Ackermann said the family of chief financial officer Pierre Wauthier, who had worked at Europe's No. 3 insurance group for 17 years, believed he shared some of the blame for his death.
Wauthier's death came just weeks after the head of telecoms firm Swisscom, Carsten Schloter, died in another apparent suicide. The deaths have shocked corporate Switzerland and prompted calls for greater support for boardroom high-fliers.
"I have reasons to believe that the family is of the opinion that I should take my share of responsibility, as unfounded as any allegations might be," Ackermann said in a statement, adding that he wanted to avoid any damage to Zurich's reputation.
Swiss police said that Wauthier - who was found dead at his suburban home near Zug on Monday - appeared to have committed suicide.
A spokeswoman for Zurich Insurance did not elaborate on what allegations Ackermann was referring to surrounding Wauthier, who was 53 and left a wife and two children.
Wauthier's widow declined comment on Thursday. And at the family's lakefront home, once a traditional Swiss inn, a security guard said relatives did not wish to talk.
Zurich's chief executive Martin Senn said he was not aware of any dispute that could have driven Wauthier to his death.
"We didn't spot any conflicts that could or should have led to such a death," Senn told Swiss television.
However, a former colleague of Wauthier's said there was pressure within the company to increase its share price.
Two insurance executives outside the firm's headquarters in Zurich described their colleagues as "somewhat shellshocked" and said Ackermann's departure was a surprise for the industry.
Zurich said Vice-Chairman Tom de Swaan would take over as acting chairman.
One of Europe's leading economic power brokers, Ackermann, 65, transformed Germany's Deutsche Bank and played a role in the euro zone's financial crisis as chairman of the Institute of International Finance (IIF).
He was touted as a candidate for top financial jobs in his native Switzerland before he took the relatively low-key role at Zurich last year. He also sits on the boards of Royal Dutch Shell, Siemens and Investor AB.
Ackermann has survived controversy before. In 2006, he paid 3.2 million euros, without admitting wrongdoing, to avoid trial in a dispute over payments to executives at telecoms firm Mannesmann, where he sat on the board of directors.
One of few senior industry figures to keep his job through the current financial crisis, he became a forceful public advocate for the Swiss financial sector after leaving Deutsche.
"Ackermann's mission when he came was to shake up Zurich, to infuse a more dynamic mentality into it," said a person close to the former Zurich chairman.
"Yes, insurance isn't banking.
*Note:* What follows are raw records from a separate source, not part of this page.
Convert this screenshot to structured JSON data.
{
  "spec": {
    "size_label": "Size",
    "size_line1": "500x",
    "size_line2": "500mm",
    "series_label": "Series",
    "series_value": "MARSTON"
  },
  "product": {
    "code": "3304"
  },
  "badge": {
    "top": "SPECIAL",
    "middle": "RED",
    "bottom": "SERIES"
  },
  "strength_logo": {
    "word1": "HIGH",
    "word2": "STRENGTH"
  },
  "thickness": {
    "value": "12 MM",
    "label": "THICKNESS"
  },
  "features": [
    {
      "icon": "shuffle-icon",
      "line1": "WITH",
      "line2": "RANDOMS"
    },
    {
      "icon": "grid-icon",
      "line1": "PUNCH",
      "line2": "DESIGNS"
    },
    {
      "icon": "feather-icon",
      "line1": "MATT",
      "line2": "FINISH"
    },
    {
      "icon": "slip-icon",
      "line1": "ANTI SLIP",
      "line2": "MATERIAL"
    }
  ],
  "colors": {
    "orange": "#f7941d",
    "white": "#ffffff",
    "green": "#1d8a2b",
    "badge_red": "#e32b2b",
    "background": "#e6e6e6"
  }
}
But there was still more oomph to be wrung out of Zurich, he thought."
When Ackermann took over as Deutsche Bank chief executive in May 2002, radical surgery was needed. Burdened with high costs, it was slipping as one of the largest lenders in Europe.
The first non-German to lead the bank, Ackermann was asked to transform it into a "global champion", but fell out with a German establishment that saw Deutsche's traditional role as supporting national industries.
When Ackermann joined the Frankfurt-based institution, the bank derived more than 70 percent of revenues from Germany. Ackermann sold off industrial holdings and slashed jobs, and Deutsche now makes less than 30 percent of its revenue there.
However, his arrival at Zurich failed to impress investors and there was considerable change in the top ranks.
Former general insurance head Mario Greco left a year ago to become head of Italian insurer Generali. Two weeks ago the head of its life insurance arm, Kevin Hogan, left to become AIG's head of consumer insurance.
On August 15, Zurich said it would be hard pressed to meet certain performance targets after posting a 27 percent fall in second-quarter net profit due to natural disaster payouts, which topped those of European rivals because of its high exposure to the United States.
The shares closed down 2.47 percent at 228.80 francs, but remained above the low of 225.6 francs that they reached on Tuesday after news of Wauthier's death. The volume of shares traded on the day, however, was the highest in over three years.
(Additional reporting by Martin de Sa'Pinto and Alice Baghdjian in Zurich and Edward Taylor in Frankfurt; Writing by Tom Miles; Editing by Peter Graff, Alexander Smith and Alastair Macdonald)
By Katharina Bart